Michael Schiavo’s efforts have led to the removal last Friday of Terri Schiavo’s feeding tube, the only means by which she receives nourishment. Terri Schiavo’s case had not been hopeless; although she appears to be in a persistent vegetative state (PVS), at least fourteen medical specialists, including Dr. William P. Chesire, a neurologist from the Mayo Clinic in Jacksonville, and renowned neurologist Dr. William Hammesfahr, have suggested that she is definitely not. Even a doctor appointed by Michael Schiavo to investigate his wife’s health has admitted his surprise at her awareness level. She responds to stimuli and can breathe on her own, pump her own blood, and even swallow. Perhaps her PVS diagnosis on the part of other doctors has been the consequence of a lack of any better condition of which to describe her. Either way, there are serious doubts as to whether Terri Schiavo is truly in a PVS, and pulling the plug on her “life support system” is equivalent to slow starvation and dehydration, which is an extremely excruciating practice usually considered to be unethical. Florida statute 744.3215 (1) (i) states, “A person who has been determined to be incapacitated retains the right to receive necessary services and rehabilitation.” The courts have allowed her husband to take away that right without a living will.

Undoubtedly, an underlying issue in this case is the right to life: When does a person have the right to decide whether someone else’s life is worth living? The implications of saying that Schiavo is merely a vegetable are monumental for people with mental and/or physical disabilities. Do their legal guardians have the authority to terminate their lives just because they don’t function “normally” in society? People retain their human dignity regardless of their capacity to function. Schiavo’s case has the potential to set a discriminatory precedent for similar cases.

This case is not just about euthanasia or legalized murder, however. It also centers on why Michael Schiavo refuses to transfer care to Terri Schiavo’s family. Terri’s parents are desperately trying to provide her with the medical and personal attention she needs and deserves, but that her husband and the courts have denied. Michael Schiavo called for her death long before any doctor suggested she could be in a PVS, yet her parents have demonstrated that they only want a safe home and rehabilitation therapy for their daughter.
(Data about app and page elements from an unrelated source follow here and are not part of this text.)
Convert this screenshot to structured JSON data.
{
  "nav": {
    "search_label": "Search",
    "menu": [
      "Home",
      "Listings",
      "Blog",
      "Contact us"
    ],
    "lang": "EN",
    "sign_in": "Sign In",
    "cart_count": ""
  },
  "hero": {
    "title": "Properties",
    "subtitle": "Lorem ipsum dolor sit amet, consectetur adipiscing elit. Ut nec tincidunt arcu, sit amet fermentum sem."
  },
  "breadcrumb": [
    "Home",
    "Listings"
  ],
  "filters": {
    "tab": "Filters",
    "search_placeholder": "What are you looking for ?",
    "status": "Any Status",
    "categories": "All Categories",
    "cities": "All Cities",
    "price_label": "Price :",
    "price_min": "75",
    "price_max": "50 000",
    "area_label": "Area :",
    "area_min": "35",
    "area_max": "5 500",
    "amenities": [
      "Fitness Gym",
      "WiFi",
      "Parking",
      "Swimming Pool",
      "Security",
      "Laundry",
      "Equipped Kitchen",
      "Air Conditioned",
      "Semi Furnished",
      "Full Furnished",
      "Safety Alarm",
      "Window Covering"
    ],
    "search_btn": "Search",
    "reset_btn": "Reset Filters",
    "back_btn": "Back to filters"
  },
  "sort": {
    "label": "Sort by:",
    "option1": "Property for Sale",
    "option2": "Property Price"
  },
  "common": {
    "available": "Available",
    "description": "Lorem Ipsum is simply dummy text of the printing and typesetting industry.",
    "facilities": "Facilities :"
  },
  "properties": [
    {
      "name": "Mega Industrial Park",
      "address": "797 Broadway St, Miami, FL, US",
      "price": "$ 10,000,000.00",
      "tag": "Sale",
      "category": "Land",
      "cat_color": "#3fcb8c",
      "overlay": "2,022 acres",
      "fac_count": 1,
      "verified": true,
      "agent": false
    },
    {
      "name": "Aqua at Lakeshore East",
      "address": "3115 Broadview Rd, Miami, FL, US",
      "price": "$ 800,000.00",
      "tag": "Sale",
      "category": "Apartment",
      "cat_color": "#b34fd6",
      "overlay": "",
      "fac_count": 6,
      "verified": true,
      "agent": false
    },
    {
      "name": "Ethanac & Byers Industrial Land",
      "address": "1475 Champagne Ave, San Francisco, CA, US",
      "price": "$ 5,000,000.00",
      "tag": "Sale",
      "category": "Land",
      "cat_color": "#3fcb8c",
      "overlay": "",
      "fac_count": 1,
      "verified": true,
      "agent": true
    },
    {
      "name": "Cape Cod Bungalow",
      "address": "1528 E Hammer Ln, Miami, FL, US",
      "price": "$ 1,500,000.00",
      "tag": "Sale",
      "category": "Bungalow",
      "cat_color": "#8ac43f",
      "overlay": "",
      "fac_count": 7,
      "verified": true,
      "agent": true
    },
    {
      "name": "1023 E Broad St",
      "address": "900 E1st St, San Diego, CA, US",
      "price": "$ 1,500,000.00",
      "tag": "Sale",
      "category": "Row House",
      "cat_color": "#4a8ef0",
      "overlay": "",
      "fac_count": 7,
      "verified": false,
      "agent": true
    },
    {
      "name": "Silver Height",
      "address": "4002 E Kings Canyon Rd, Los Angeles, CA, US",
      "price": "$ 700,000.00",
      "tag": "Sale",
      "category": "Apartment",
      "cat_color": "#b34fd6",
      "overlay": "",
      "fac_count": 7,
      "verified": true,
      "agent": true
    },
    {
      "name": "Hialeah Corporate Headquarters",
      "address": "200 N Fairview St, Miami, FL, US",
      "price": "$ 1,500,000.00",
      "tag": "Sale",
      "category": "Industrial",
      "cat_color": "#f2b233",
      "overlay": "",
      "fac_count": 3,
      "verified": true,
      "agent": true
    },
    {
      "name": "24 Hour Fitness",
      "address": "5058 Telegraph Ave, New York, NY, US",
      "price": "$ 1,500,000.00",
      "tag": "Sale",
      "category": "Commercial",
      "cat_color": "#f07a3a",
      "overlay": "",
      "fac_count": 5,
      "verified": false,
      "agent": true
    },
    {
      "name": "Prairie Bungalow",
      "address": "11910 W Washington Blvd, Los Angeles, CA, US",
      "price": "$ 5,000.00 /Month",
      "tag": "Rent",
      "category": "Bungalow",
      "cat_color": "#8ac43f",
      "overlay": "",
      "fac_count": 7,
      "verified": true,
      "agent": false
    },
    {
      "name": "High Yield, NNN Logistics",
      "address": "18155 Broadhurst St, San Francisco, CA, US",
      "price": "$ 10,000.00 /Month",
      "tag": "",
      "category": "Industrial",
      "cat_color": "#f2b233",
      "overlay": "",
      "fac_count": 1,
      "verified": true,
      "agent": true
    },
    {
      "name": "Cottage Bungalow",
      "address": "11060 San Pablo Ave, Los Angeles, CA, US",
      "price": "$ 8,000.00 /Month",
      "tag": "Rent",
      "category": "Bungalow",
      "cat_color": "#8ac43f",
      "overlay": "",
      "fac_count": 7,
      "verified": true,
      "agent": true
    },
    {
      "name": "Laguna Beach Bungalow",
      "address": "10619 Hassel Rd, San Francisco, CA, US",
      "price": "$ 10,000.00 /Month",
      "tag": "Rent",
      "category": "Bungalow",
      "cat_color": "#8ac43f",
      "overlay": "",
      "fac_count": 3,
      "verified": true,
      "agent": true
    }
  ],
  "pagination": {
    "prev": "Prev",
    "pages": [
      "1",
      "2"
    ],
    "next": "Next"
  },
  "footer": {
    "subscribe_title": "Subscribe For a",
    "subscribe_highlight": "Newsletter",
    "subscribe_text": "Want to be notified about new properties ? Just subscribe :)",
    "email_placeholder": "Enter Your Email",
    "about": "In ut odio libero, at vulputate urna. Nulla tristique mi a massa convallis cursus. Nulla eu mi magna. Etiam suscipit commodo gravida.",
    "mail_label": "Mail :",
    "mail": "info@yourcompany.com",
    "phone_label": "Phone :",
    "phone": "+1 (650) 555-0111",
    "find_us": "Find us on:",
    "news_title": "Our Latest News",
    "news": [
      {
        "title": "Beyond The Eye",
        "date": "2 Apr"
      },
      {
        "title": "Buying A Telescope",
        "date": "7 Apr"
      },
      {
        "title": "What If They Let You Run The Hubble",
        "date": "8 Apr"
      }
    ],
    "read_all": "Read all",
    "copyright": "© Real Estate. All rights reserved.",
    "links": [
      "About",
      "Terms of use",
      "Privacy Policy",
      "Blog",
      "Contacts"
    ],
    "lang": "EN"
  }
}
Terri Schiavo stands to benefit from therapy that would help her to relearn to swallow and to speak, but thanks to the efforts of her husband, she does not have access to this therapy. If she had access to this therapy, perhaps she would be swallowing and speaking today on her own. Why Michael Schiavo will not relinquish his rights as Terri Schiavo’s legal guardian and allow her desperate family to care for their beloved is beyond our understanding. Given his behavior over the past decade, his assertion that this is what his wife wanted is questionable.

After garnering national media attention, this case has gone through the Florida court system, the Florida legislature, and this week, even the United States Congress. President George W. Bush himself woke up in the early hours of Monday morning to sign a bill passed by Congress, which forced the case into the federal court system and allowed Schiavo’s parents to appeal to a federal judge, the 11th Circuit Court of Appeals, and the U.S. Supreme Court. Unfortunately, the federal court system has thus far failed to order the reinsertion of Schiavo’s feeding tube, and so Schiavo very well may die while her case is stuck in the appeals process. For an inmate on death row, due process allows for a court review that looks at old and new facts to ensure that an innocent person is not executed. Executions are routinely delayed as a result of the extensive appeals process. Terri Schiavo deserves at least as many rights as a person convicted of capital murder.

We applaud the actions of lawmakers in Tallahassee and Washington for doing all they can to preserve life. We urge the Harvard community to join the fight for Schiavo’s life. For more information about Schiavo, and what we can do to help save her life, please visit http://www.terrisfight.org.

Meghan E. Grizzle ’07 is a linguistics concentrator in Leverett House. Ryan M. McCaffrey ’07 is a biochemical sciences concentrator in Quincy House. Helen V. Renton ’08 lives in Canaday Hall.